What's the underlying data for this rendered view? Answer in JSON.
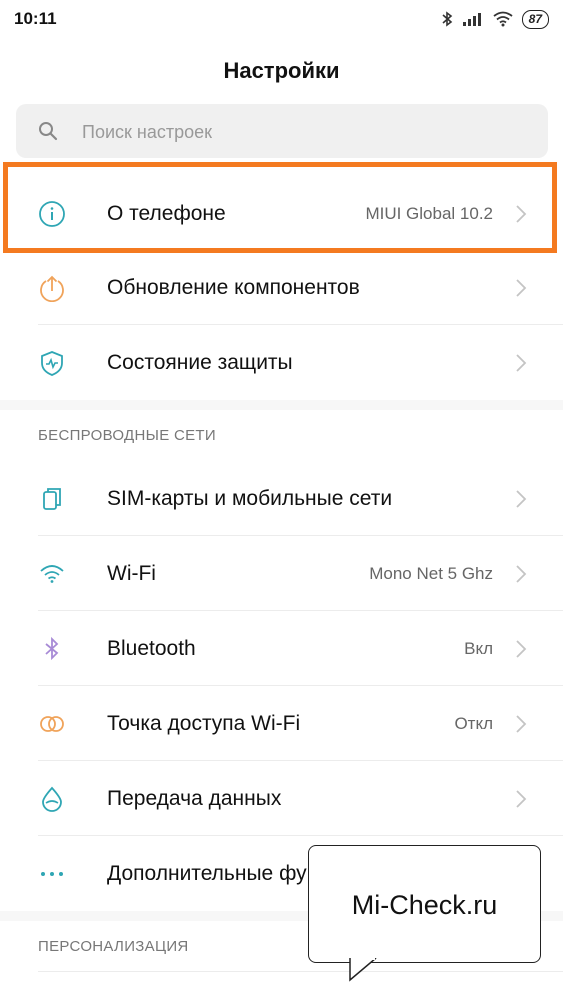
{
  "status_bar": {
    "time": "10:11",
    "battery": "87"
  },
  "header": {
    "title": "Настройки"
  },
  "search": {
    "placeholder": "Поиск настроек"
  },
  "rows": [
    {
      "label": "О телефоне",
      "value": "MIUI Global 10.2",
      "icon": "info-icon"
    },
    {
      "label": "Обновление компонентов",
      "value": "",
      "icon": "update-icon"
    },
    {
      "label": "Состояние защиты",
      "value": "",
      "icon": "shield-icon"
    }
  ],
  "sections": [
    {
      "header": "БЕСПРОВОДНЫЕ СЕТИ",
      "rows": [
        {
          "label": "SIM-карты и мобильные сети",
          "value": "",
          "icon": "sim-icon"
        },
        {
          "label": "Wi-Fi",
          "value": "Mono Net 5 Ghz",
          "icon": "wifi-icon"
        },
        {
          "label": "Bluetooth",
          "value": "Вкл",
          "icon": "bluetooth-icon"
        },
        {
          "label": "Точка доступа Wi-Fi",
          "value": "Откл",
          "icon": "hotspot-icon"
        },
        {
          "label": "Передача данных",
          "value": "",
          "icon": "data-usage-icon"
        },
        {
          "label": "Дополнительные функции",
          "value": "",
          "icon": "more-dots-icon"
        }
      ]
    },
    {
      "header": "ПЕРСОНАЛИЗАЦИЯ",
      "rows": []
    }
  ],
  "annotation": {
    "callout_text": "Mi-Check.ru",
    "highlight_color": "#f47a20"
  },
  "colors": {
    "teal": "#2fa6b4",
    "orange": "#f0a35a",
    "purple": "#a88bd6"
  }
}
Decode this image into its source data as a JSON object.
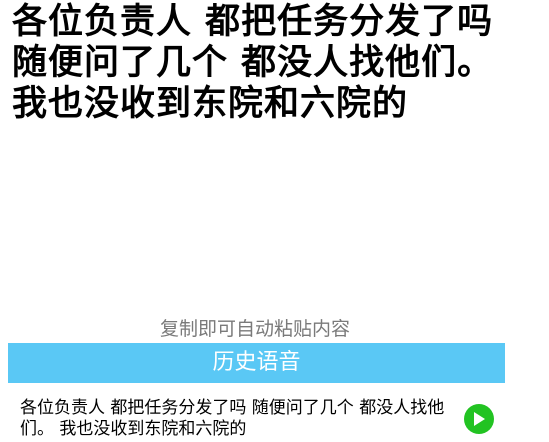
{
  "transcript": {
    "text": "各位负责人 都把任务分发了吗 随便问了几个 都没人找他们。 我也没收到东院和六院的"
  },
  "copy_hint": "复制即可自动粘贴内容",
  "history": {
    "title": "历史语音",
    "items": [
      {
        "text": "各位负责人 都把任务分发了吗  随便问了几个 都没人找他们。 我也没收到东院和六院的",
        "play_icon": "play-icon",
        "play_color": "#22c322"
      }
    ]
  },
  "colors": {
    "accent_bar": "#5ac8f5",
    "hint_text": "#7a7a7a"
  }
}
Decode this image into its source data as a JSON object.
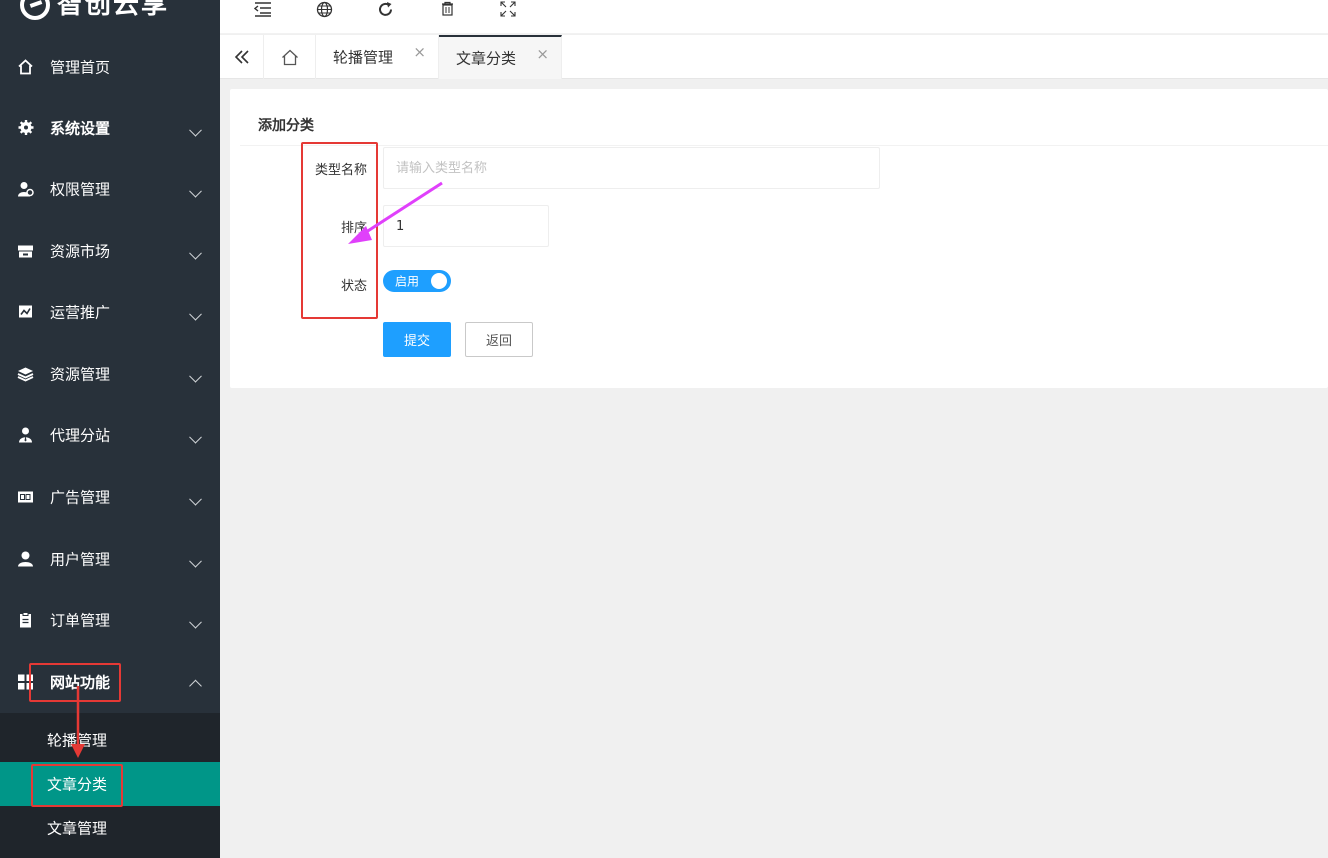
{
  "logo": {
    "text": "智创云享"
  },
  "toolbar": {
    "icons": [
      "menu-collapse-icon",
      "globe-icon",
      "refresh-icon",
      "trash-icon",
      "fullscreen-icon"
    ]
  },
  "sidebar": {
    "items": [
      {
        "label": "管理首页",
        "icon": "home-icon"
      },
      {
        "label": "系统设置",
        "icon": "gear-icon"
      },
      {
        "label": "权限管理",
        "icon": "user-lock-icon"
      },
      {
        "label": "资源市场",
        "icon": "store-icon"
      },
      {
        "label": "运营推广",
        "icon": "chart-icon"
      },
      {
        "label": "资源管理",
        "icon": "layers-icon"
      },
      {
        "label": "代理分站",
        "icon": "agent-icon"
      },
      {
        "label": "广告管理",
        "icon": "ad-icon"
      },
      {
        "label": "用户管理",
        "icon": "user-icon"
      },
      {
        "label": "订单管理",
        "icon": "clipboard-icon"
      },
      {
        "label": "网站功能",
        "icon": "grid-icon"
      }
    ],
    "submenu": [
      {
        "label": "轮播管理"
      },
      {
        "label": "文章分类",
        "active": true
      },
      {
        "label": "文章管理"
      }
    ]
  },
  "tabs": [
    {
      "label": "轮播管理",
      "close": "×"
    },
    {
      "label": "文章分类",
      "close": "×",
      "active": true
    }
  ],
  "form": {
    "title": "添加分类",
    "name_label": "类型名称",
    "name_placeholder": "请输入类型名称",
    "sort_label": "排序",
    "sort_value": "1",
    "status_label": "状态",
    "status_switch": "启用",
    "submit_label": "提交",
    "back_label": "返回"
  },
  "colors": {
    "sidebar": "#28313a",
    "active_menu": "#009688",
    "primary": "#1e9fff",
    "annotation_red": "#e53935",
    "annotation_magenta": "#e040fb"
  }
}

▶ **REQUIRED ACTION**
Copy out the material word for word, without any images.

▶ **THE COMPLETED TASK**
What's the underlying data for this rendered view? Answer in JSON.
{
  "status_bar": {
    "time": "10:11",
    "battery": "87"
  },
  "header": {
    "title": "Настройки"
  },
  "search": {
    "placeholder": "Поиск настроек"
  },
  "rows": [
    {
      "label": "О телефоне",
      "value": "MIUI Global 10.2",
      "icon": "info-icon"
    },
    {
      "label": "Обновление компонентов",
      "value": "",
      "icon": "update-icon"
    },
    {
      "label": "Состояние защиты",
      "value": "",
      "icon": "shield-icon"
    }
  ],
  "sections": [
    {
      "header": "БЕСПРОВОДНЫЕ СЕТИ",
      "rows": [
        {
          "label": "SIM-карты и мобильные сети",
          "value": "",
          "icon": "sim-icon"
        },
        {
          "label": "Wi-Fi",
          "value": "Mono Net 5 Ghz",
          "icon": "wifi-icon"
        },
        {
          "label": "Bluetooth",
          "value": "Вкл",
          "icon": "bluetooth-icon"
        },
        {
          "label": "Точка доступа Wi-Fi",
          "value": "Откл",
          "icon": "hotspot-icon"
        },
        {
          "label": "Передача данных",
          "value": "",
          "icon": "data-usage-icon"
        },
        {
          "label": "Дополнительные функции",
          "value": "",
          "icon": "more-dots-icon"
        }
      ]
    },
    {
      "header": "ПЕРСОНАЛИЗАЦИЯ",
      "rows": []
    }
  ],
  "annotation": {
    "callout_text": "Mi-Check.ru",
    "highlight_color": "#f47a20"
  },
  "colors": {
    "teal": "#2fa6b4",
    "orange": "#f0a35a",
    "purple": "#a88bd6"
  }
}
Decode this image into its source data as a JSON object.
{
  "transcript": {
    "text": "各位负责人 都把任务分发了吗 随便问了几个 都没人找他们。 我也没收到东院和六院的"
  },
  "copy_hint": "复制即可自动粘贴内容",
  "history": {
    "title": "历史语音",
    "items": [
      {
        "text": "各位负责人 都把任务分发了吗  随便问了几个 都没人找他们。 我也没收到东院和六院的",
        "play_icon": "play-icon",
        "play_color": "#22c322"
      }
    ]
  },
  "colors": {
    "accent_bar": "#5ac8f5",
    "hint_text": "#7a7a7a"
  }
}
Decode this image into its source data as a JSON object.
{
  "logo": {
    "text": "智创云享"
  },
  "toolbar": {
    "icons": [
      "menu-collapse-icon",
      "globe-icon",
      "refresh-icon",
      "trash-icon",
      "fullscreen-icon"
    ]
  },
  "sidebar": {
    "items": [
      {
        "label": "管理首页",
        "icon": "home-icon"
      },
      {
        "label": "系统设置",
        "icon": "gear-icon"
      },
      {
        "label": "权限管理",
        "icon": "user-lock-icon"
      },
      {
        "label": "资源市场",
        "icon": "store-icon"
      },
      {
        "label": "运营推广",
        "icon": "chart-icon"
      },
      {
        "label": "资源管理",
        "icon": "layers-icon"
      },
      {
        "label": "代理分站",
        "icon": "agent-icon"
      },
      {
        "label": "广告管理",
        "icon": "ad-icon"
      },
      {
        "label": "用户管理",
        "icon": "user-icon"
      },
      {
        "label": "订单管理",
        "icon": "clipboard-icon"
      },
      {
        "label": "网站功能",
        "icon": "grid-icon"
      }
    ],
    "submenu": [
      {
        "label": "轮播管理"
      },
      {
        "label": "文章分类",
        "active": true
      },
      {
        "label": "文章管理"
      }
    ]
  },
  "tabs": [
    {
      "label": "轮播管理",
      "close": "×"
    },
    {
      "label": "文章分类",
      "close": "×",
      "active": true
    }
  ],
  "form": {
    "title": "添加分类",
    "name_label": "类型名称",
    "name_placeholder": "请输入类型名称",
    "sort_label": "排序",
    "sort_value": "1",
    "status_label": "状态",
    "status_switch": "启用",
    "submit_label": "提交",
    "back_label": "返回"
  },
  "colors": {
    "sidebar": "#28313a",
    "active_menu": "#009688",
    "primary": "#1e9fff",
    "annotation_red": "#e53935",
    "annotation_magenta": "#e040fb"
  }
}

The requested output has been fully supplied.